reported for World News, Nightline and Good Morning America. Currently, he’s hosting a weekly public affairs program called “In the Loop” (on WYCC, a PBS affiliate) and freelancing for America Tonight on the Al-Jazeera American network.
As DePaul's senior journalist in residence, Bury teaches “basic boot camp” reporting to freshman, as well as graduate classes in political reporting and storytelling techniques. Here, the winner of six Emmys and two Peabodys shares his perspective about journalism and his enthusiasm for teaching at DePaul.
What’s your take on the importance of journalism?
One of my favorite quotes is from a Chicago writer, Peter Finley Dunne: “Our mission as journalists is to comfort the afflicted and afflict the comfortable.” I believe journalism makes a difference in our communities, whether a journalist reports on government or politics or crime or the environment. I think that belief ties in well with DePaul’s Vincentian mission, which says that teaching and learning matter.
students are lucky to be in Chicago because this city takes its news seriously—it’s a great laboratory for budding journalists. Our students cover beats on the messy process of governing, on homelessness and poverty, on urban issues and development. Here, they do real interviews, real stories, real journalism—and that’s really cool.
How about career opportunities today?
As everyone knows, the profession has been going through a rough patch, and we don’t know what the industry will look like when the dust settles. But journalism is still a fantastic field, and there are still good jobs to be found. In fact, I’d say there might be even more opportunities because of the explosive growth of online publishing, including social media.
Of course, today’s journalist has to do it all: report, write, prepare broadcasts and even edit video. This is the new normal, and our students are being prepared for it; by the time they leave DePaul, they have the skills they need to carve out important careers.
What do you bring, as a practitioner, to the classroom?
Because I’ve had 30 years of experience with ABC News, including 15 years with Nightline in Washington, D.C., I can give our students a very realistic sense of what life is like in professional journalism.

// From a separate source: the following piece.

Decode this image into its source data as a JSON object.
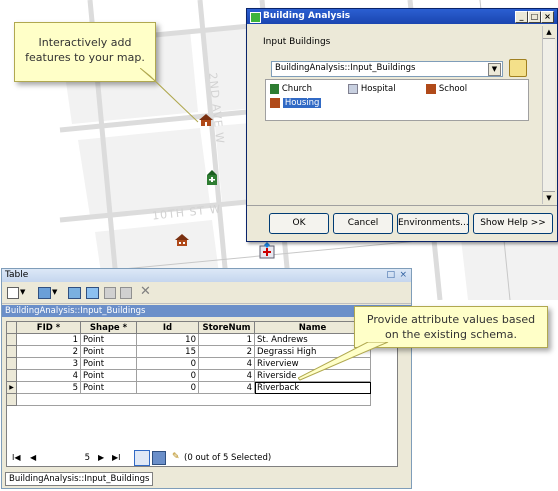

One of my most important jobs is to make sure that our students can write a traditional, declarative sentence. After that, I want to make sure that they can compose a story well. No matter the medium, a journalist still needs to report the facts accurately, still needs to be a good writer, and still needs to know how to tell a story.
Another important contribution I make is contacts: I bring in guest speakers, especially for my graduate classes; we’ve had incredible participation from reporters and writers at the Chicago Tribune, the Chicago Sun Times, Chicago Magazine, DNAinfo.com and local television stations. I even Skype in pollsters and writers from D.C. for my political reporting class. So, my students are getting exposed to first-rate minds in the field, including one-on-one interactions with people who can offer them internships and jobs.
So, what’s the best part about teaching?
Connecting with a new generation that’s as excited about journalism as I was when I started my career 35 years ago. At the end of the day, I want to make sure that my students have really learned something and that I have played a small part in their future success.
Article and images republished courtesy DePaul Distinctions.